Print out the records that follow, exactly and completely.
---*---
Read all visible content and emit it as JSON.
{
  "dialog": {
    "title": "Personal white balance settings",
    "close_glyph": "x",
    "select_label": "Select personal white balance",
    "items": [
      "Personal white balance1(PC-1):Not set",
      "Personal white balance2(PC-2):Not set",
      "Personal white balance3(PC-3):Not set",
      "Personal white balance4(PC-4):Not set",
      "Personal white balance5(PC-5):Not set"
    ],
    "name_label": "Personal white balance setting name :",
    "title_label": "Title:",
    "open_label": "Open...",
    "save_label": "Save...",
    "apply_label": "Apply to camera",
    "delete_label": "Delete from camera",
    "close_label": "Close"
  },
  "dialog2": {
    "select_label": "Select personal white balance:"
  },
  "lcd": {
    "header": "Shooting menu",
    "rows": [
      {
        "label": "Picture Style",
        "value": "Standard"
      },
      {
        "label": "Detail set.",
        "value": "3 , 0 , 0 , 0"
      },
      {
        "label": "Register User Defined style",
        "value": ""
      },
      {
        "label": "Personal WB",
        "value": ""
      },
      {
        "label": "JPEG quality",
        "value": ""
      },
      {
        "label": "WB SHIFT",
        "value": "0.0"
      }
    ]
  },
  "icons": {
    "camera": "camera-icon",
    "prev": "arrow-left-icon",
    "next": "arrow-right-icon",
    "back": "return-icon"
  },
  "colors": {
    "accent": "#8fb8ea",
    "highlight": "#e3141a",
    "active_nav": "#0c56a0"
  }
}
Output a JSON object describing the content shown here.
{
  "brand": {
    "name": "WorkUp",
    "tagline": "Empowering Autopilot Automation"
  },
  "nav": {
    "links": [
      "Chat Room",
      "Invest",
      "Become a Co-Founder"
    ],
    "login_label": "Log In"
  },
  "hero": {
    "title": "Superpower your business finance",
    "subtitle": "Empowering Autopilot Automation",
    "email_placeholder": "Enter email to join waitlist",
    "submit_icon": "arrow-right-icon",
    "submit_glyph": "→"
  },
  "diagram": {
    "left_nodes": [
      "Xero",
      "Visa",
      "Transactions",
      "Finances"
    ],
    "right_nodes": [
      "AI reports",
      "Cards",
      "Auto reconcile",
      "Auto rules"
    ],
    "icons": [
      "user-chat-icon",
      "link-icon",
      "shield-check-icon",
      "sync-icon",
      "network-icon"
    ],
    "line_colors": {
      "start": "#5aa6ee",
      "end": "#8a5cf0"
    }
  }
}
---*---
## Output for this task
Read all visible content and emit it as JSON.
{
  "dialog": {
    "title": "Personal white balance settings",
    "close_glyph": "x",
    "select_label": "Select personal white balance",
    "items": [
      "Personal white balance1(PC-1):Not set",
      "Personal white balance2(PC-2):Not set",
      "Personal white balance3(PC-3):Not set",
      "Personal white balance4(PC-4):Not set",
      "Personal white balance5(PC-5):Not set"
    ],
    "name_label": "Personal white balance setting name :",
    "title_label": "Title:",
    "open_label": "Open...",
    "save_label": "Save...",
    "apply_label": "Apply to camera",
    "delete_label": "Delete from camera",
    "close_label": "Close"
  },
  "dialog2": {
    "select_label": "Select personal white balance:"
  },
  "lcd": {
    "header": "Shooting menu",
    "rows": [
      {
        "label": "Picture Style",
        "value": "Standard"
      },
      {
        "label": "Detail set.",
        "value": "3 , 0 , 0 , 0"
      },
      {
        "label": "Register User Defined style",
        "value": ""
      },
      {
        "label": "Personal WB",
        "value": ""
      },
      {
        "label": "JPEG quality",
        "value": ""
      },
      {
        "label": "WB SHIFT",
        "value": "0.0"
      }
    ]
  },
  "icons": {
    "camera": "camera-icon",
    "prev": "arrow-left-icon",
    "next": "arrow-right-icon",
    "back": "return-icon"
  },
  "colors": {
    "accent": "#8fb8ea",
    "highlight": "#e3141a",
    "active_nav": "#0c56a0"
  }
}
Output a JSON object describing the content shown here.
{
  "brand": {
    "name": "WorkUp",
    "tagline": "Empowering Autopilot Automation"
  },
  "nav": {
    "links": [
      "Chat Room",
      "Invest",
      "Become a Co-Founder"
    ],
    "login_label": "Log In"
  },
  "hero": {
    "title": "Superpower your business finance",
    "subtitle": "Empowering Autopilot Automation",
    "email_placeholder": "Enter email to join waitlist",
    "submit_icon": "arrow-right-icon",
    "submit_glyph": "→"
  },
  "diagram": {
    "left_nodes": [
      "Xero",
      "Visa",
      "Transactions",
      "Finances"
    ],
    "right_nodes": [
      "AI reports",
      "Cards",
      "Auto reconcile",
      "Auto rules"
    ],
    "icons": [
      "user-chat-icon",
      "link-icon",
      "shield-check-icon",
      "sync-icon",
      "network-icon"
    ],
    "line_colors": {
      "start": "#5aa6ee",
      "end": "#8a5cf0"
    }
  }
}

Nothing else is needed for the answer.